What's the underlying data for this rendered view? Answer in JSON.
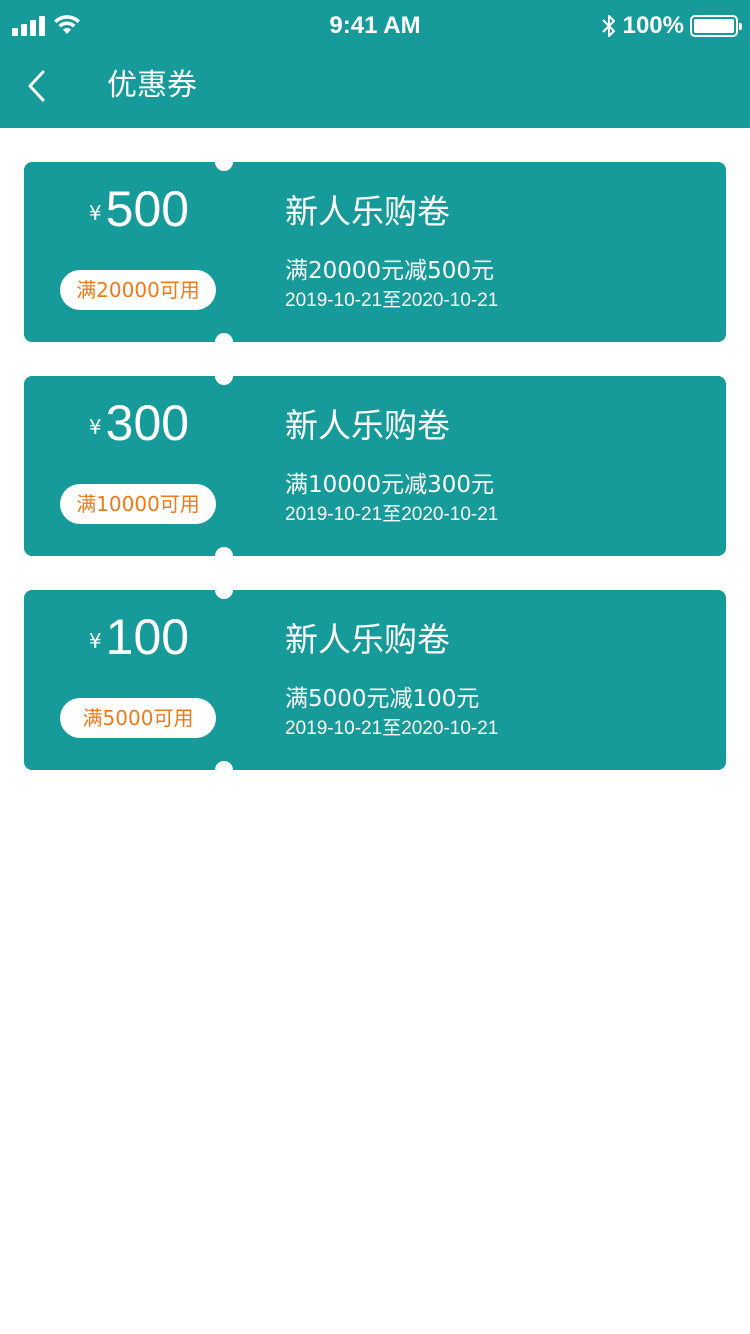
{
  "status_bar": {
    "time": "9:41 AM",
    "battery": "100%",
    "icons": [
      "signal-icon",
      "wifi-icon",
      "bluetooth-icon",
      "battery-icon"
    ]
  },
  "nav": {
    "title": "优惠券",
    "back_icon": "chevron-left-icon"
  },
  "theme": {
    "primary": "#169b9a",
    "badge_text": "#f07a1a",
    "background": "#ffffff"
  },
  "coupons": [
    {
      "currency": "¥",
      "amount": "500",
      "threshold": "满20000可用",
      "title": "新人乐购卷",
      "rule": "满20000元减500元",
      "dates": "2019-10-21至2020-10-21"
    },
    {
      "currency": "¥",
      "amount": "300",
      "threshold": "满10000可用",
      "title": "新人乐购卷",
      "rule": "满10000元减300元",
      "dates": "2019-10-21至2020-10-21"
    },
    {
      "currency": "¥",
      "amount": "100",
      "threshold": "满5000可用",
      "title": "新人乐购卷",
      "rule": "满5000元减100元",
      "dates": "2019-10-21至2020-10-21"
    }
  ]
}
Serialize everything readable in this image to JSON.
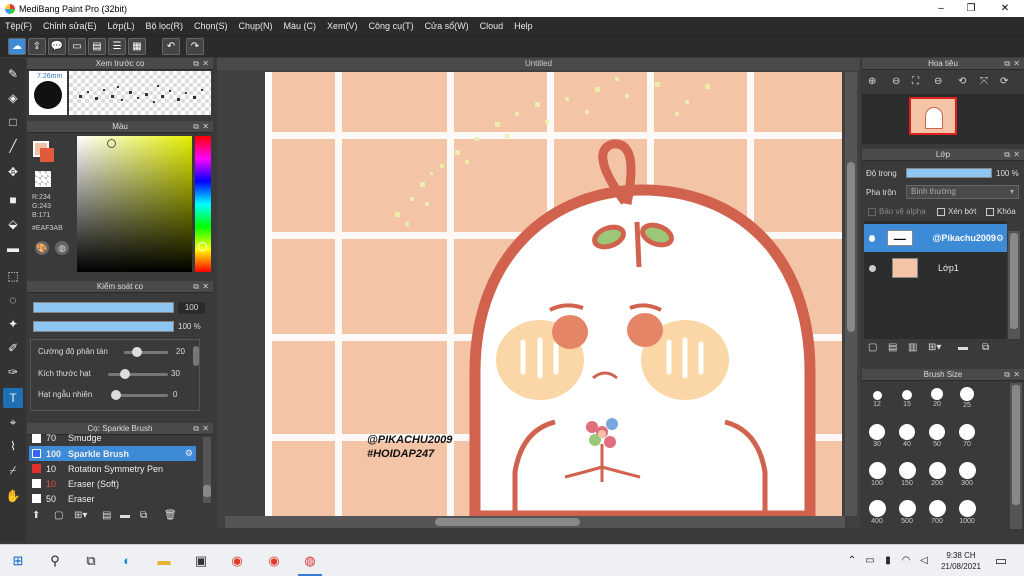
{
  "window": {
    "title": "MediBang Paint Pro (32bit)",
    "controls": [
      "–",
      "❐",
      "✕"
    ]
  },
  "menu": [
    "Tệp(F)",
    "Chỉnh sửa(E)",
    "Lớp(L)",
    "Bộ lọc(R)",
    "Chọn(S)",
    "Chụp(N)",
    "Màu (C)",
    "Xem(V)",
    "Công cụ(T)",
    "Cửa sổ(W)",
    "Cloud",
    "Help"
  ],
  "brush_preview": {
    "title": "Xem trước cọ",
    "size": "7.26mm"
  },
  "color": {
    "title": "Màu",
    "r": "R:234",
    "g": "G:243",
    "b": "B:171",
    "hex": "#EAF3AB",
    "primary": "#f0c2a2",
    "secondary": "#e05a3c"
  },
  "brush_control": {
    "title": "Kiểm soát cọ",
    "size_value": "100",
    "opacity_value": "100 %",
    "params": [
      {
        "label": "Cường độ phân tán",
        "value": "20"
      },
      {
        "label": "Kích thước hạt",
        "value": "30"
      },
      {
        "label": "Hạt ngẫu nhiên",
        "value": "0"
      }
    ]
  },
  "brush_list": {
    "title": "Cọ: Sparkle Brush",
    "items": [
      {
        "size": "70",
        "name": "Smudge",
        "color": "#ffffff"
      },
      {
        "size": "100",
        "name": "Sparkle Brush",
        "color": "#3366ff"
      },
      {
        "size": "10",
        "name": "Rotation Symmetry Pen",
        "color": "#e03030"
      },
      {
        "size": "10",
        "name": "Eraser (Soft)",
        "color": "#ffffff"
      },
      {
        "size": "50",
        "name": "Eraser",
        "color": "#ffffff"
      }
    ]
  },
  "document": {
    "tab": "Untitled",
    "watermark_1": "@PIKACHU2009",
    "watermark_2": "#HOIDAP247"
  },
  "navigator": {
    "title": "Hoa tiêu"
  },
  "layers": {
    "title": "Lớp",
    "opacity_label": "Độ trong",
    "opacity_value": "100 %",
    "blend_label": "Pha trộn",
    "blend_value": "Bình thường",
    "protect_alpha": "Bảo vệ alpha",
    "clipping": "Xén bớt",
    "lock": "Khóa",
    "items": [
      {
        "name": "@Pikachu2009",
        "selected": true
      },
      {
        "name": "Lớp1",
        "selected": false
      }
    ]
  },
  "brush_size": {
    "title": "Brush Size",
    "sizes": [
      "12",
      "15",
      "20",
      "25",
      "30",
      "40",
      "50",
      "70",
      "100",
      "150",
      "200",
      "300",
      "400",
      "500",
      "700",
      "1000"
    ]
  },
  "taskbar": {
    "time": "9:38 CH",
    "date": "21/08/2021"
  }
}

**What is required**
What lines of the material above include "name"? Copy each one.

**Problem solution**
        "name": "Smudge",
        "name": "Sparkle Brush",
        "name": "Rotation Symmetry Pen",
        "name": "Eraser (Soft)",
        "name": "Eraser",
        "name": "@Pikachu2009",
        "name": "Lớp1",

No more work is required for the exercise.